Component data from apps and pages
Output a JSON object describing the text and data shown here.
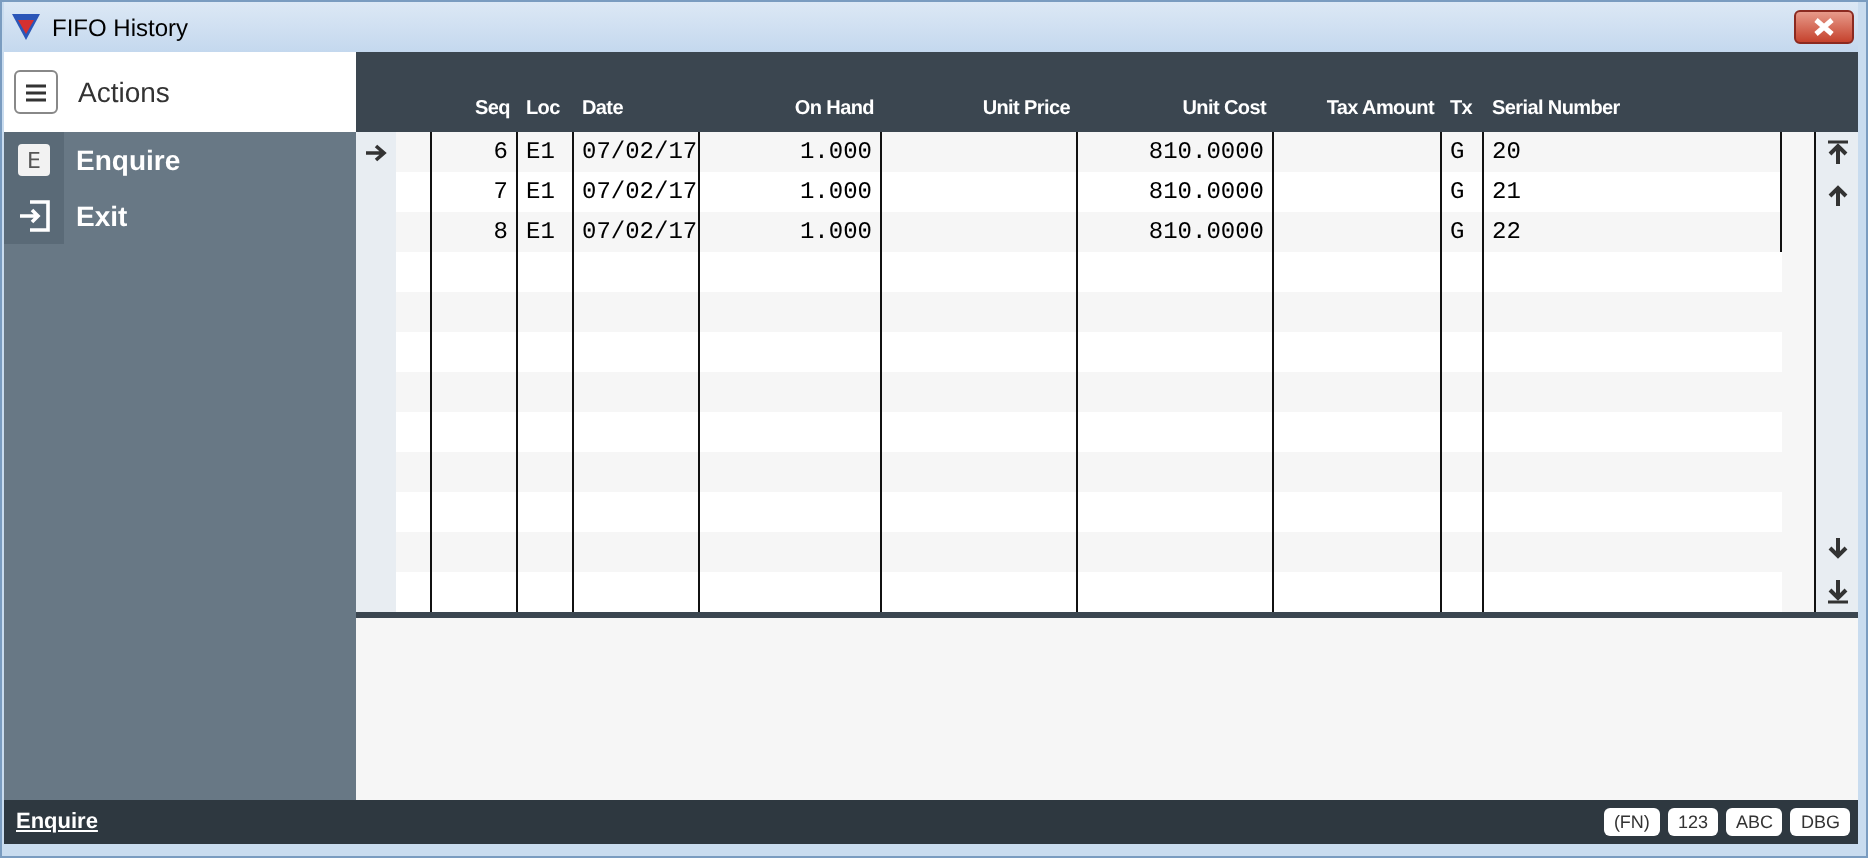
{
  "window": {
    "title": "FIFO History"
  },
  "sidebar": {
    "header": "Actions",
    "items": [
      {
        "kind": "letter",
        "glyph": "E",
        "label": "Enquire"
      },
      {
        "kind": "exit",
        "label": "Exit"
      }
    ]
  },
  "table": {
    "columns": [
      {
        "label": "Seq"
      },
      {
        "label": "Loc"
      },
      {
        "label": "Date"
      },
      {
        "label": "On Hand"
      },
      {
        "label": "Unit Price"
      },
      {
        "label": "Unit Cost"
      },
      {
        "label": "Tax Amount"
      },
      {
        "label": "Tx"
      },
      {
        "label": "Serial Number"
      }
    ],
    "rows": [
      {
        "selected": true,
        "cells": [
          "6",
          "E1",
          "07/02/17",
          "1.000",
          "",
          "810.0000",
          "",
          "G",
          "20"
        ]
      },
      {
        "selected": false,
        "cells": [
          "7",
          "E1",
          "07/02/17",
          "1.000",
          "",
          "810.0000",
          "",
          "G",
          "21"
        ]
      },
      {
        "selected": false,
        "cells": [
          "8",
          "E1",
          "07/02/17",
          "1.000",
          "",
          "810.0000",
          "",
          "G",
          "22"
        ]
      }
    ]
  },
  "status_bar": {
    "text": "Enquire",
    "badges": [
      "(FN)",
      "123",
      "ABC",
      "DBG"
    ]
  }
}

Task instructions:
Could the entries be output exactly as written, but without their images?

Worked solution:
Output a JSON object describing the text and data shown here.
{
  "window": {
    "title": "FIFO History"
  },
  "sidebar": {
    "header": "Actions",
    "items": [
      {
        "kind": "letter",
        "glyph": "E",
        "label": "Enquire"
      },
      {
        "kind": "exit",
        "label": "Exit"
      }
    ]
  },
  "table": {
    "columns": [
      {
        "label": "Seq"
      },
      {
        "label": "Loc"
      },
      {
        "label": "Date"
      },
      {
        "label": "On Hand"
      },
      {
        "label": "Unit Price"
      },
      {
        "label": "Unit Cost"
      },
      {
        "label": "Tax Amount"
      },
      {
        "label": "Tx"
      },
      {
        "label": "Serial Number"
      }
    ],
    "rows": [
      {
        "selected": true,
        "cells": [
          "6",
          "E1",
          "07/02/17",
          "1.000",
          "",
          "810.0000",
          "",
          "G",
          "20"
        ]
      },
      {
        "selected": false,
        "cells": [
          "7",
          "E1",
          "07/02/17",
          "1.000",
          "",
          "810.0000",
          "",
          "G",
          "21"
        ]
      },
      {
        "selected": false,
        "cells": [
          "8",
          "E1",
          "07/02/17",
          "1.000",
          "",
          "810.0000",
          "",
          "G",
          "22"
        ]
      }
    ]
  },
  "status_bar": {
    "text": "Enquire",
    "badges": [
      "(FN)",
      "123",
      "ABC",
      "DBG"
    ]
  }
}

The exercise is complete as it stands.